The Davis City Council on Tuesday had a discussion of the consent item which created an advisory body for the Core Area Specific Plan update process. It is anticipated that the advisory group would meet monthly over the course of a 15- to 18-month period.
“The CAAC will provide a diversity of viewpoints that are broadly representative of the community to the greatest extent possible,” the staff report read.
Members would be appointed as follows:
- Organization self-appointments. 6 organizations would be asked to self-appoint 1 representative each (2 would be voting and 4 would be non-voting ex-officio). The main reason for non-voting members is that their City commission will later be making recommendations on the results of the planning process.
- Selected after an application process. Written applications would go to the full Council, each Council member would select 2 CAAC members, and the full Council would ratify all the CAAC members.
- A total of 16 members (consisting of 12 voting and 4 non-voting ex-officio).
Several neighborhood groups approached the city with a request to be on the committee as an automatic member.
The six organizations that would appoint members under the proposal were: Davis Downtown, Davis Chamber of Commerce, Planning Commission (ex-officio), Bicycling, Transportation and Street Safety Commission (ex-officio), Finance and Budget Commission (ex-officio), and UC Davis Administration (ex-officio).
The remaining ten would be appointed by council after an application process.
Rhonda Reed, representing Old East Davis Neighborhood Association (as well as standing in for Old North as their representative had a conflict), told the council, “We feel our neighborhoods do merit having a seat at the table. Each neighborhood is different, has different issues and we represent three-quarters of the planning area that’s under focus for the change in the general plan update.”
Alan Miller, who also lives in Old East Davis, said that “one way or another the neighborhoods will be heard and it’s a matter do you want, after the fact, banging on the door or would you rather we were just there, represented as part of the committee of something that very much affects our interests.”
Mayor Pro Tem Brett Lee pointed out that the list is suggested: “This list is not one-person per row.” In the second group, “The idea,” he explained “is here are some attributes we may look for and consider when we select the ten additional members.”
The idea is that each councilmember would put two people forward and the whole council would vote on that. “These are some attributes we might look for as we evaluate the applications,” he said.
Councilmember Rochelle Swanson said, “Normally I would be hesitant about a large group. But sometimes we can’t be scared about the wieldliness of it.”

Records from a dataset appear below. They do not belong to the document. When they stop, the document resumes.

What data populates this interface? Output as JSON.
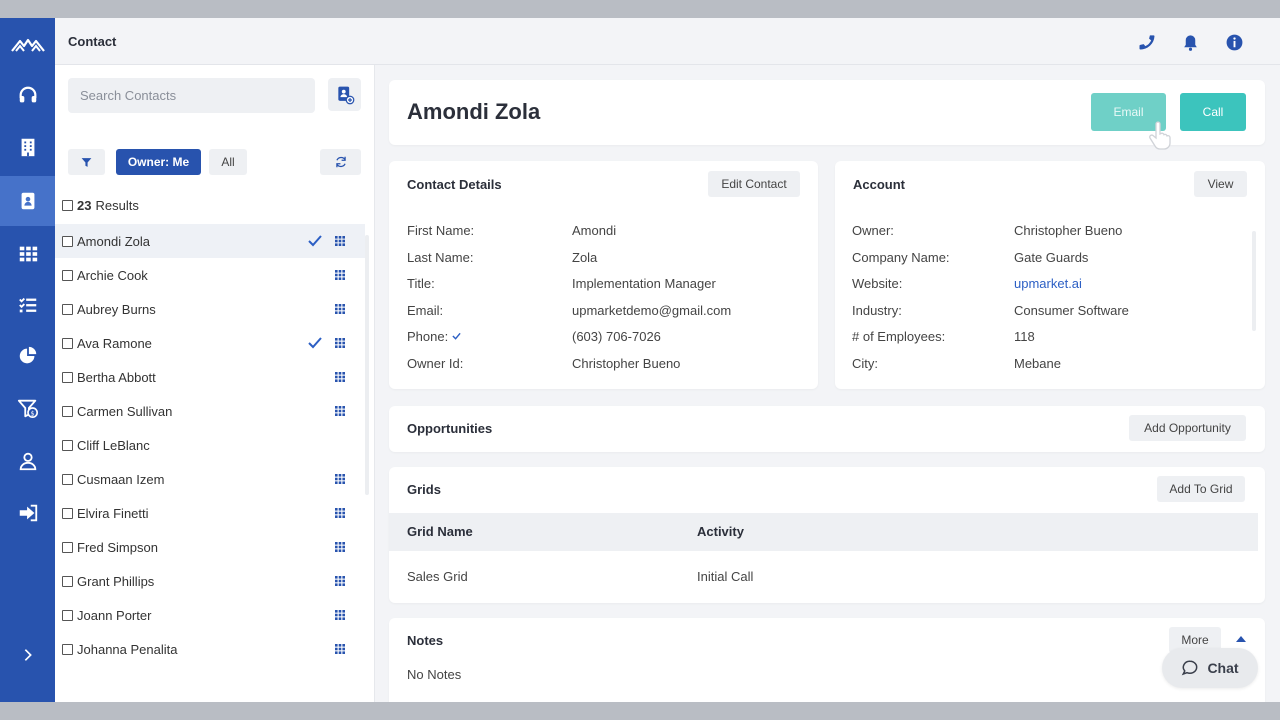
{
  "topbar": {
    "title": "Contact"
  },
  "list": {
    "search_placeholder": "Search Contacts",
    "owner_filter": "Owner: Me",
    "all_filter": "All",
    "results_count": "23",
    "results_label": "Results",
    "contacts": [
      {
        "name": "Amondi Zola",
        "selected": true,
        "checked_mark": true,
        "grid": true
      },
      {
        "name": "Archie Cook",
        "selected": false,
        "checked_mark": false,
        "grid": true
      },
      {
        "name": "Aubrey Burns",
        "selected": false,
        "checked_mark": false,
        "grid": true
      },
      {
        "name": "Ava Ramone",
        "selected": false,
        "checked_mark": true,
        "grid": true
      },
      {
        "name": "Bertha Abbott",
        "selected": false,
        "checked_mark": false,
        "grid": true
      },
      {
        "name": "Carmen Sullivan",
        "selected": false,
        "checked_mark": false,
        "grid": true
      },
      {
        "name": "Cliff LeBlanc",
        "selected": false,
        "checked_mark": false,
        "grid": false
      },
      {
        "name": "Cusmaan Izem",
        "selected": false,
        "checked_mark": false,
        "grid": true
      },
      {
        "name": "Elvira Finetti",
        "selected": false,
        "checked_mark": false,
        "grid": true
      },
      {
        "name": "Fred Simpson",
        "selected": false,
        "checked_mark": false,
        "grid": true
      },
      {
        "name": "Grant Phillips",
        "selected": false,
        "checked_mark": false,
        "grid": true
      },
      {
        "name": "Joann Porter",
        "selected": false,
        "checked_mark": false,
        "grid": true
      },
      {
        "name": "Johanna Penalita",
        "selected": false,
        "checked_mark": false,
        "grid": true
      }
    ]
  },
  "contact": {
    "name": "Amondi Zola",
    "email_btn": "Email",
    "call_btn": "Call"
  },
  "details": {
    "title": "Contact Details",
    "edit_btn": "Edit Contact",
    "labels": {
      "first": "First Name:",
      "last": "Last Name:",
      "title": "Title:",
      "email": "Email:",
      "phone": "Phone:",
      "owner": "Owner Id:"
    },
    "values": {
      "first": "Amondi",
      "last": "Zola",
      "title": "Implementation Manager",
      "email": "upmarketdemo@gmail.com",
      "phone": "(603) 706-7026",
      "owner": "Christopher Bueno"
    }
  },
  "account": {
    "title": "Account",
    "view_btn": "View",
    "labels": {
      "owner": "Owner:",
      "company": "Company Name:",
      "website": "Website:",
      "industry": "Industry:",
      "employees": "# of Employees:",
      "city": "City:"
    },
    "values": {
      "owner": "Christopher Bueno",
      "company": "Gate Guards",
      "website": "upmarket.ai",
      "industry": "Consumer Software",
      "employees": "118",
      "city": "Mebane"
    }
  },
  "opportunities": {
    "title": "Opportunities",
    "add_btn": "Add Opportunity"
  },
  "grids": {
    "title": "Grids",
    "add_btn": "Add To Grid",
    "col_name": "Grid Name",
    "col_activity": "Activity",
    "rows": [
      {
        "name": "Sales Grid",
        "activity": "Initial Call"
      }
    ]
  },
  "notes": {
    "title": "Notes",
    "more_btn": "More",
    "empty": "No Notes"
  },
  "chat": {
    "label": "Chat"
  },
  "colors": {
    "nav": "#2853ae",
    "nav_active": "#4672c9",
    "teal": "#3cc4bd",
    "teal_light": "#6fd0c7",
    "link": "#2c5fc4"
  },
  "icons": {
    "nav": [
      "logo-icon",
      "headset-icon",
      "building-icon",
      "contact-card-icon",
      "grid-icon",
      "checklist-icon",
      "pie-chart-icon",
      "funnel-dollar-icon",
      "user-icon",
      "sign-out-icon",
      "chevron-right-icon"
    ],
    "top": [
      "phone-icon",
      "bell-icon",
      "info-icon"
    ]
  }
}
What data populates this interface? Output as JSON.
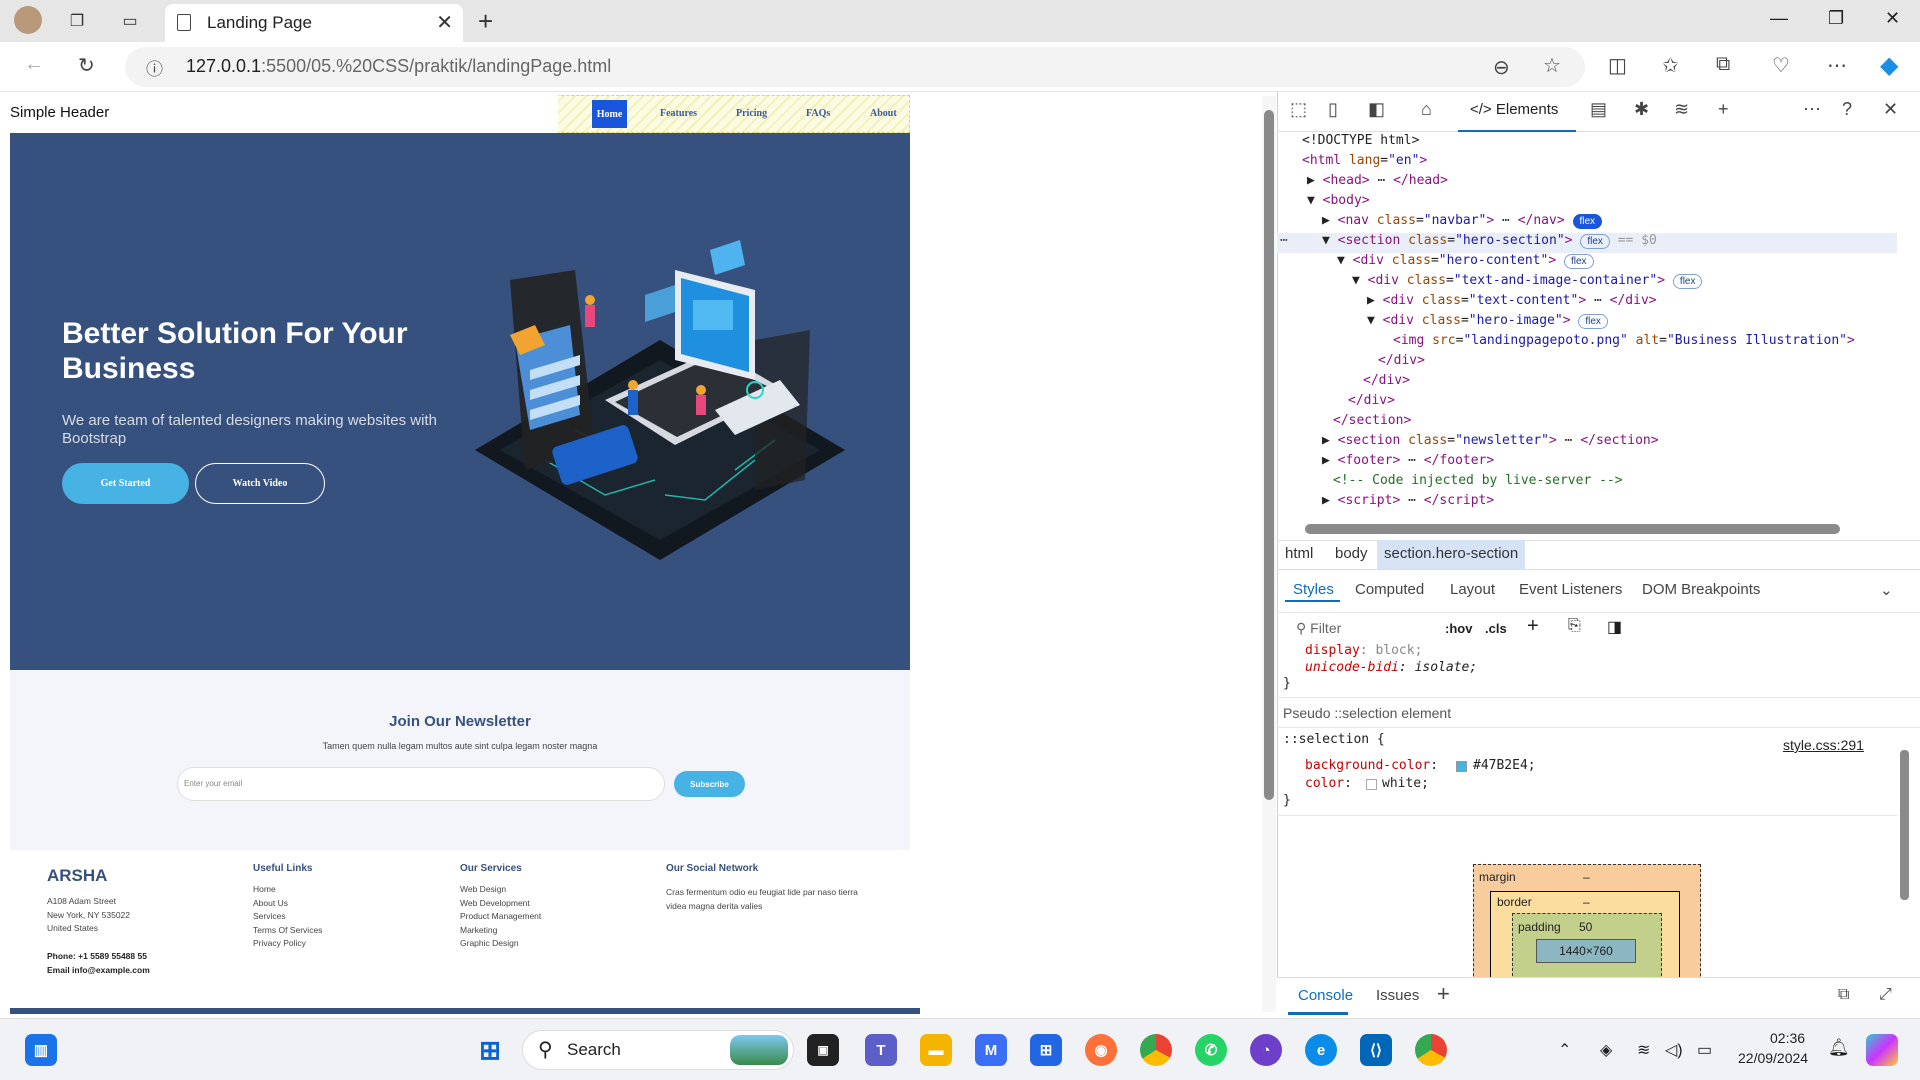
{
  "browser": {
    "tab_title": "Landing Page",
    "url_host": "127.0.0.1",
    "url_rest": ":5500/05.%20CSS/praktik/landingPage.html"
  },
  "page": {
    "site_title": "Simple Header",
    "nav": [
      "Home",
      "Features",
      "Pricing",
      "FAQs",
      "About"
    ],
    "hero_title": "Better Solution For Your Business",
    "hero_subtitle": "We are team of talented designers making websites with Bootstrap",
    "btn_start": "Get Started",
    "btn_video": "Watch Video",
    "newsletter_title": "Join Our Newsletter",
    "newsletter_sub": "Tamen quem nulla legam multos aute sint culpa legam noster magna",
    "email_placeholder": "Enter your email",
    "subscribe": "Subscribe",
    "footer": {
      "brand": "ARSHA",
      "address": [
        "A108 Adam Street",
        "New York, NY 535022",
        "United States"
      ],
      "phone": "Phone: +1 5589 55488 55",
      "email": "Email info@example.com",
      "useful_title": "Useful Links",
      "useful_links": [
        "Home",
        "About Us",
        "Services",
        "Terms Of Services",
        "Privacy Policy"
      ],
      "services_title": "Our Services",
      "services": [
        "Web Design",
        "Web Development",
        "Product Management",
        "Marketing",
        "Graphic Design"
      ],
      "social_title": "Our Social Network",
      "social_text": "Cras fermentum odio eu feugiat lide par naso tierra videa magna derita valies"
    }
  },
  "devtools": {
    "active_tool": "Elements",
    "breadcrumb": [
      "html",
      "body",
      "section.hero-section"
    ],
    "style_tabs": [
      "Styles",
      "Computed",
      "Layout",
      "Event Listeners",
      "DOM Breakpoints"
    ],
    "filter_placeholder": "Filter",
    "hov": ":hov",
    "cls": ".cls",
    "pseudo_label": "Pseudo ::selection element",
    "selector": "::selection {",
    "stylesheet_link": "style.css:291",
    "bg_value": "#47B2E4;",
    "color_value": "white;",
    "box_model": {
      "margin": "margin",
      "border": "border",
      "padding": "padding",
      "padding_value": "50",
      "content": "1440×760",
      "dash": "–"
    },
    "bottom_tabs": [
      "Console",
      "Issues"
    ]
  },
  "taskbar": {
    "search": "Search",
    "time": "02:36",
    "date": "22/09/2024"
  }
}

She expressed some concern that, while both Davis Downtown and Davis Chamber, for example, are representative organizations, the membership is likely not to have uniform interests. “We’re making long term changes and I think investments,” and you have people who rent businesses and people who (own) businesses, she said, who might not have the same interests. “That’s my concern,” she said.
Councilmember Lucas Frerichs said, “One thing I worry about is it getting too large.” He agreed that these were about attributes, not specific representation from the population. He said he expects representatives from the various neighborhood associations to apply for the various positions on the committee. The other possibility he said, “is some of these people could be wearing multiple hats.”
Councilmember Swanson said that people “want to be heard, but they don’t feel comfortable coming to these chambers. They don’t feel comfortable, they think it’s so obvious that one side represents… there’s been more of a chilling of a us versus them (within the audience).”
She wants people to feel free to apply and not fear that it will be just the typical people who are heard on a subject, advocates for a certain position. She wants the council to reach out their hand more, to reach people who might be reluctant to come forward.
Mayor Robb Davis was concerned about expanding ex-officio. The ex-officios in this process are members of the commissions who would have a chance to weigh in and vote when the matter came to their respective commissions rather than on this committee.
Will Arnold said, “I am supportive of having the neighborhood associations each have a voting member on the body.”
Councilmember Arnold moved the staff recommendation with three additional voting members, each a representative from three (Old North, Old East, and Rice Lane) of the four neighborhood associations mentioned. That is in addition to the six automatic members, of which only Davis Downtown and Davis Chamber would be voting members and 10 that are selected by the council.
Rochelle Swanson put in an amendment to call them liaisons rather than ex-officio members.
That leaves 19 members, 15 of which are voting members.
—David M. Greenwald reporting